■ **Supplied data**:
Segment Open

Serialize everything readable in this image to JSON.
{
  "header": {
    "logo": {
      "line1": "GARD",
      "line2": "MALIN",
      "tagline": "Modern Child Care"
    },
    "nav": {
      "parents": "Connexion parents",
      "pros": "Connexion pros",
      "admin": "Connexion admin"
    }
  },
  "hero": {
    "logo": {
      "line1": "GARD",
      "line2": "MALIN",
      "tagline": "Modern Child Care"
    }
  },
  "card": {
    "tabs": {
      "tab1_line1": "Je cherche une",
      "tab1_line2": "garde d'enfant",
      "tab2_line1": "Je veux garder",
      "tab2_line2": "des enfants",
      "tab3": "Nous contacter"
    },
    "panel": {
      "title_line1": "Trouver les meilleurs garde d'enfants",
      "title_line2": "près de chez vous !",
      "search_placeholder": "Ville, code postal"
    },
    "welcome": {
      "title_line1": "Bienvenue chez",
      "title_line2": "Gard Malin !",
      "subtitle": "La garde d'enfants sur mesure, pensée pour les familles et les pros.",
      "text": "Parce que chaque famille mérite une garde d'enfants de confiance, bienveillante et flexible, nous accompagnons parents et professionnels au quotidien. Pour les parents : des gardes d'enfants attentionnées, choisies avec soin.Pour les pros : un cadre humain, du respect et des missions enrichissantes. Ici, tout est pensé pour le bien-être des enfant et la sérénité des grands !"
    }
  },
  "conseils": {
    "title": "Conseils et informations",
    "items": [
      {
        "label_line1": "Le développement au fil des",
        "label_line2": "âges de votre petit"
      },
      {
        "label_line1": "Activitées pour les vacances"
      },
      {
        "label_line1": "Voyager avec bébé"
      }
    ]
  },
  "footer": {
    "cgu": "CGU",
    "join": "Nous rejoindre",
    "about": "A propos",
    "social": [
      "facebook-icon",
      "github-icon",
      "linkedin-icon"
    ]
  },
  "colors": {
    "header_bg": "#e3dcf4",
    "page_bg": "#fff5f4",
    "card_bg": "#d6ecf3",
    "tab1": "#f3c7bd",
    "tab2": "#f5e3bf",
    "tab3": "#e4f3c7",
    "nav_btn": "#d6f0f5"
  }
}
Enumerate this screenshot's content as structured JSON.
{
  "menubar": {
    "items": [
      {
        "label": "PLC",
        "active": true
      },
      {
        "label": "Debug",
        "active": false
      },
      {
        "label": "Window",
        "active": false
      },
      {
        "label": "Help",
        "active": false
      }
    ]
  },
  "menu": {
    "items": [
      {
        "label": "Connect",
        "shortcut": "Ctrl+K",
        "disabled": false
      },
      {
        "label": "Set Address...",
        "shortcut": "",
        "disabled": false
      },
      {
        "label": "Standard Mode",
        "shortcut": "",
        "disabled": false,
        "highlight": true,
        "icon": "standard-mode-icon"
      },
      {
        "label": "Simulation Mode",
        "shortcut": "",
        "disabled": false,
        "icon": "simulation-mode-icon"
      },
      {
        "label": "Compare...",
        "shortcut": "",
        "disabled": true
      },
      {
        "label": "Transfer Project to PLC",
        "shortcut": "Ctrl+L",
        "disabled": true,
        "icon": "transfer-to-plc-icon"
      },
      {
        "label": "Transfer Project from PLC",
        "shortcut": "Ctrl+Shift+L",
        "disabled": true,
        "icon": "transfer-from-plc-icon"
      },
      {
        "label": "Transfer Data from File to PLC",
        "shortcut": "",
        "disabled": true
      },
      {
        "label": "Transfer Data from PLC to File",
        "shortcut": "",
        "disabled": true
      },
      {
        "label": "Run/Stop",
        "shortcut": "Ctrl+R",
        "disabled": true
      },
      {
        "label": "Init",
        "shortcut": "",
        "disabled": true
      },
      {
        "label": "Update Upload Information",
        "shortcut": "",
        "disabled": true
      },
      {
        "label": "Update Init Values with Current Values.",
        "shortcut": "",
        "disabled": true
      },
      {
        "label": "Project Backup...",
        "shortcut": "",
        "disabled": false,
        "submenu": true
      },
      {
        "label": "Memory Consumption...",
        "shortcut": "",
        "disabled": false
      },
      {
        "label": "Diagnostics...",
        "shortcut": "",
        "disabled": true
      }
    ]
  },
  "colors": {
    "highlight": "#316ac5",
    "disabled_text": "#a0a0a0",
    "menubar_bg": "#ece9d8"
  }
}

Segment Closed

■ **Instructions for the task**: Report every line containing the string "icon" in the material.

■ **Worked solution**:
      "facebook-icon",
      "github-icon",
      "linkedin-icon"
        "icon": "standard-mode-icon"
        "icon": "simulation-mode-icon"
        "icon": "transfer-to-plc-icon"
        "icon": "transfer-from-plc-icon"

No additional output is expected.